§ **Task item**:
Print the data below again in full, exactly as it stands, with no images.

--------

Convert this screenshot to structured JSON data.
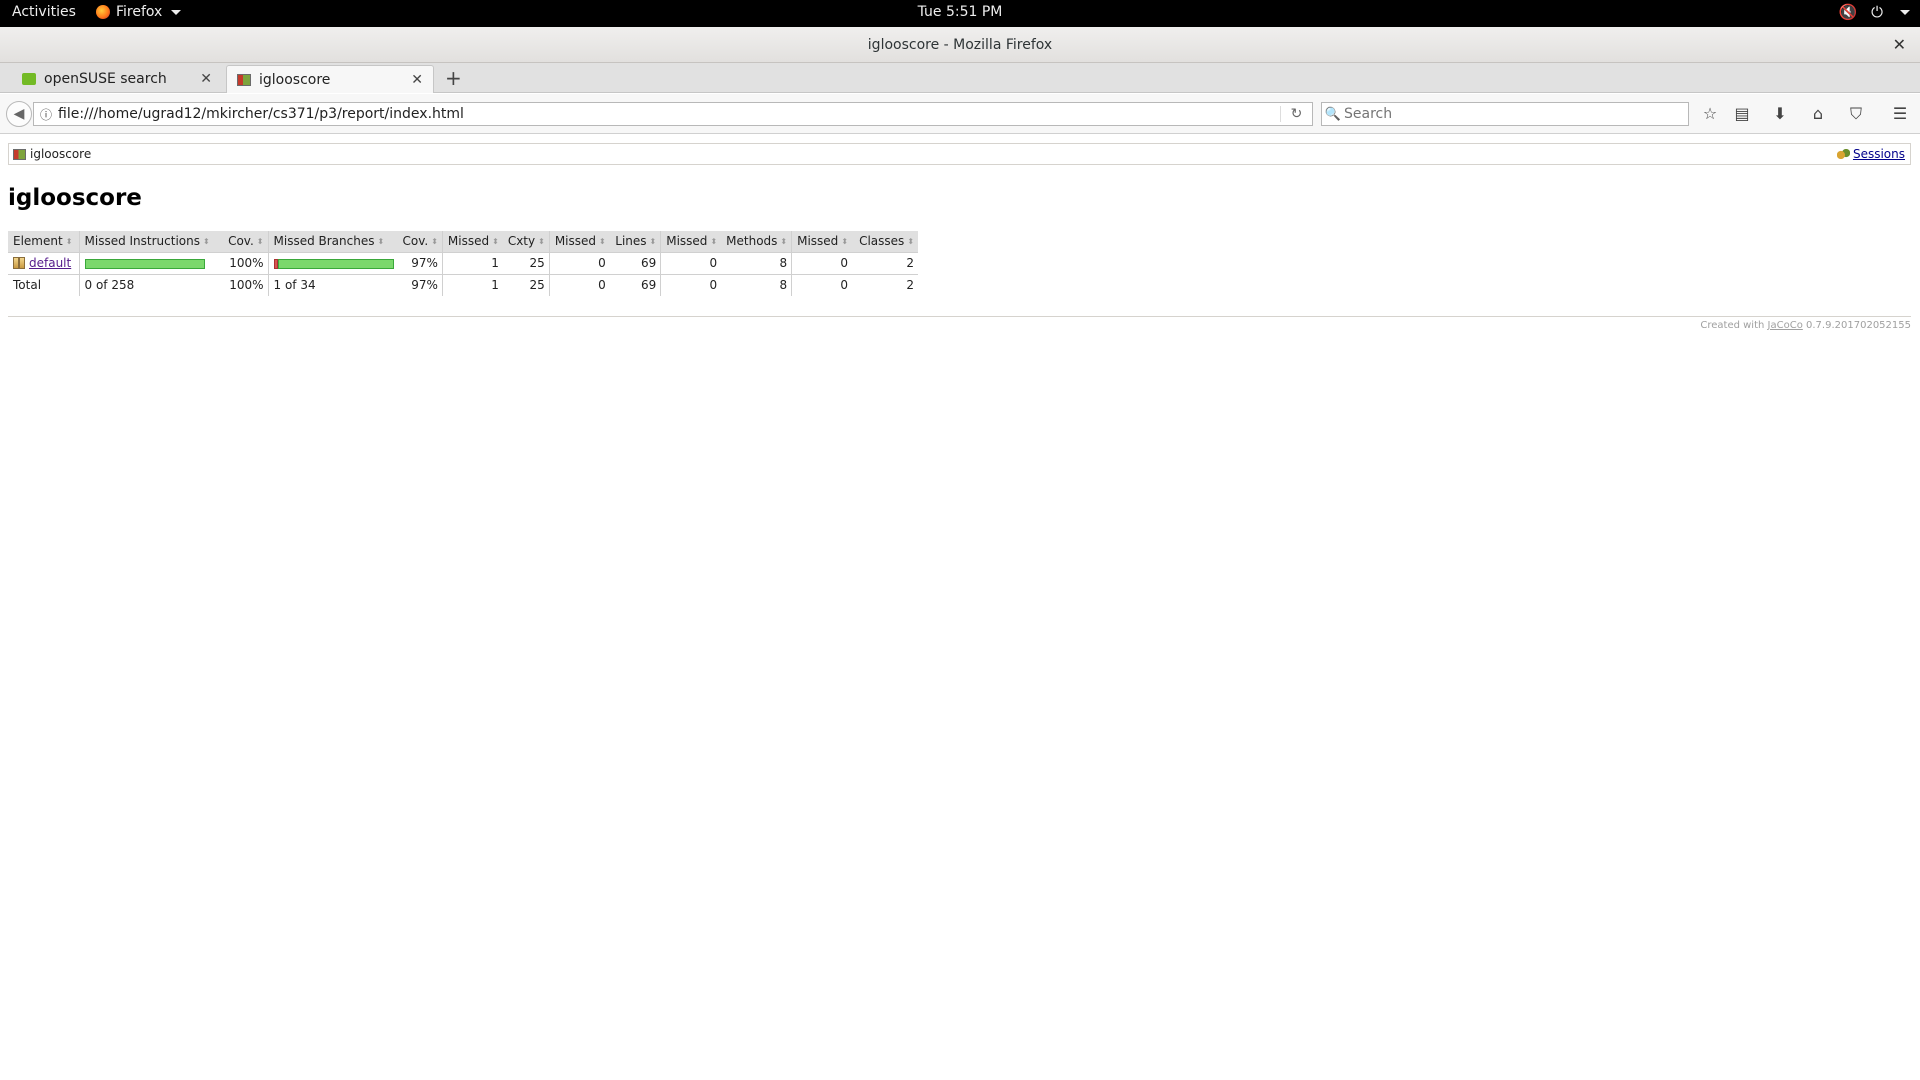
{
  "topbar": {
    "activities": "Activities",
    "app_name": "Firefox",
    "clock": "Tue  5:51 PM"
  },
  "window": {
    "title": "iglooscore - Mozilla Firefox"
  },
  "tabs": [
    {
      "label": "openSUSE search",
      "active": false
    },
    {
      "label": "iglooscore",
      "active": true
    }
  ],
  "navbar": {
    "url": "file:///home/ugrad12/mkircher/cs371/p3/report/index.html",
    "search_placeholder": "Search"
  },
  "report": {
    "breadcrumb": "iglooscore",
    "sessions_label": "Sessions",
    "title": "iglooscore",
    "headers": {
      "element": "Element",
      "missed_instructions": "Missed Instructions",
      "cov1": "Cov.",
      "missed_branches": "Missed Branches",
      "cov2": "Cov.",
      "missed_cxty": "Missed",
      "cxty": "Cxty",
      "missed_lines": "Missed",
      "lines": "Lines",
      "missed_methods": "Missed",
      "methods": "Methods",
      "missed_classes": "Missed",
      "classes": "Classes"
    },
    "rows": [
      {
        "element": "default",
        "instr_cov_pct": "100%",
        "instr_coverage_fraction": 1.0,
        "branch_cov_pct": "97%",
        "branch_coverage_fraction": 0.97,
        "missed_cxty": "1",
        "cxty": "25",
        "missed_lines": "0",
        "lines": "69",
        "missed_methods": "0",
        "methods": "8",
        "missed_classes": "0",
        "classes": "2"
      }
    ],
    "total": {
      "label": "Total",
      "missed_instructions": "0 of 258",
      "cov1": "100%",
      "missed_branches": "1 of 34",
      "cov2": "97%",
      "missed_cxty": "1",
      "cxty": "25",
      "missed_lines": "0",
      "lines": "69",
      "missed_methods": "0",
      "methods": "8",
      "missed_classes": "0",
      "classes": "2"
    },
    "footer": {
      "created_with": "Created with",
      "tool": "JaCoCo",
      "version": "0.7.9.201702052155"
    }
  },
  "colors": {
    "coverage_green": "#7bd86c",
    "coverage_red": "#d9534f",
    "header_bg": "#e0e0e0"
  }
}
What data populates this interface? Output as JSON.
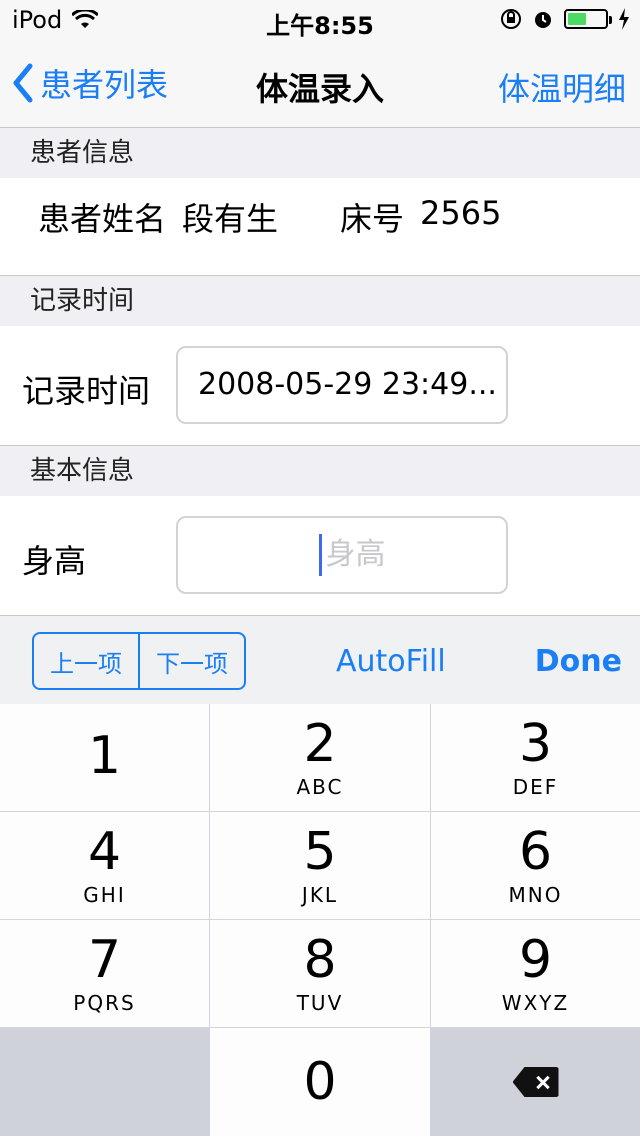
{
  "status_bar": {
    "device": "iPod",
    "time": "上午8:55"
  },
  "nav": {
    "back_label": "患者列表",
    "title": "体温录入",
    "right_label": "体温明细"
  },
  "sections": {
    "patient_header": "患者信息",
    "patient_name_label": "患者姓名",
    "patient_name": "段有生",
    "bed_label": "床号",
    "bed_number": "2565",
    "record_header": "记录时间",
    "record_time_label": "记录时间",
    "record_time_value": "2008-05-29 23:49...",
    "basic_header": "基本信息",
    "height_label": "身高",
    "height_placeholder": "身高"
  },
  "accessory_bar": {
    "prev_label": "上一项",
    "next_label": "下一项",
    "autofill_label": "AutoFill",
    "done_label": "Done"
  },
  "keypad": {
    "keys": [
      {
        "num": "1",
        "letters": ""
      },
      {
        "num": "2",
        "letters": "ABC"
      },
      {
        "num": "3",
        "letters": "DEF"
      },
      {
        "num": "4",
        "letters": "GHI"
      },
      {
        "num": "5",
        "letters": "JKL"
      },
      {
        "num": "6",
        "letters": "MNO"
      },
      {
        "num": "7",
        "letters": "PQRS"
      },
      {
        "num": "8",
        "letters": "TUV"
      },
      {
        "num": "9",
        "letters": "WXYZ"
      },
      {
        "num": "0",
        "letters": ""
      }
    ]
  },
  "colors": {
    "accent": "#1a7ef5",
    "battery": "#4cd964"
  }
}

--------

§ **Solution to the problem**:
Convert this screenshot to structured JSON data.
{
  "topbar": {
    "activities": "Activities",
    "app_name": "Firefox",
    "clock": "Tue  5:51 PM"
  },
  "window": {
    "title": "iglooscore - Mozilla Firefox"
  },
  "tabs": [
    {
      "label": "openSUSE search",
      "active": false
    },
    {
      "label": "iglooscore",
      "active": true
    }
  ],
  "navbar": {
    "url": "file:///home/ugrad12/mkircher/cs371/p3/report/index.html",
    "search_placeholder": "Search"
  },
  "report": {
    "breadcrumb": "iglooscore",
    "sessions_label": "Sessions",
    "title": "iglooscore",
    "headers": {
      "element": "Element",
      "missed_instructions": "Missed Instructions",
      "cov1": "Cov.",
      "missed_branches": "Missed Branches",
      "cov2": "Cov.",
      "missed_cxty": "Missed",
      "cxty": "Cxty",
      "missed_lines": "Missed",
      "lines": "Lines",
      "missed_methods": "Missed",
      "methods": "Methods",
      "missed_classes": "Missed",
      "classes": "Classes"
    },
    "rows": [
      {
        "element": "default",
        "instr_cov_pct": "100%",
        "instr_coverage_fraction": 1.0,
        "branch_cov_pct": "97%",
        "branch_coverage_fraction": 0.97,
        "missed_cxty": "1",
        "cxty": "25",
        "missed_lines": "0",
        "lines": "69",
        "missed_methods": "0",
        "methods": "8",
        "missed_classes": "0",
        "classes": "2"
      }
    ],
    "total": {
      "label": "Total",
      "missed_instructions": "0 of 258",
      "cov1": "100%",
      "missed_branches": "1 of 34",
      "cov2": "97%",
      "missed_cxty": "1",
      "cxty": "25",
      "missed_lines": "0",
      "lines": "69",
      "missed_methods": "0",
      "methods": "8",
      "missed_classes": "0",
      "classes": "2"
    },
    "footer": {
      "created_with": "Created with",
      "tool": "JaCoCo",
      "version": "0.7.9.201702052155"
    }
  },
  "colors": {
    "coverage_green": "#7bd86c",
    "coverage_red": "#d9534f",
    "header_bg": "#e0e0e0"
  }
}
What data populates this interface? Output as JSON.
{
  "status_bar": {
    "device": "iPod",
    "time": "上午8:55"
  },
  "nav": {
    "back_label": "患者列表",
    "title": "体温录入",
    "right_label": "体温明细"
  },
  "sections": {
    "patient_header": "患者信息",
    "patient_name_label": "患者姓名",
    "patient_name": "段有生",
    "bed_label": "床号",
    "bed_number": "2565",
    "record_header": "记录时间",
    "record_time_label": "记录时间",
    "record_time_value": "2008-05-29 23:49...",
    "basic_header": "基本信息",
    "height_label": "身高",
    "height_placeholder": "身高"
  },
  "accessory_bar": {
    "prev_label": "上一项",
    "next_label": "下一项",
    "autofill_label": "AutoFill",
    "done_label": "Done"
  },
  "keypad": {
    "keys": [
      {
        "num": "1",
        "letters": ""
      },
      {
        "num": "2",
        "letters": "ABC"
      },
      {
        "num": "3",
        "letters": "DEF"
      },
      {
        "num": "4",
        "letters": "GHI"
      },
      {
        "num": "5",
        "letters": "JKL"
      },
      {
        "num": "6",
        "letters": "MNO"
      },
      {
        "num": "7",
        "letters": "PQRS"
      },
      {
        "num": "8",
        "letters": "TUV"
      },
      {
        "num": "9",
        "letters": "WXYZ"
      },
      {
        "num": "0",
        "letters": ""
      }
    ]
  },
  "colors": {
    "accent": "#1a7ef5",
    "battery": "#4cd964"
  }
}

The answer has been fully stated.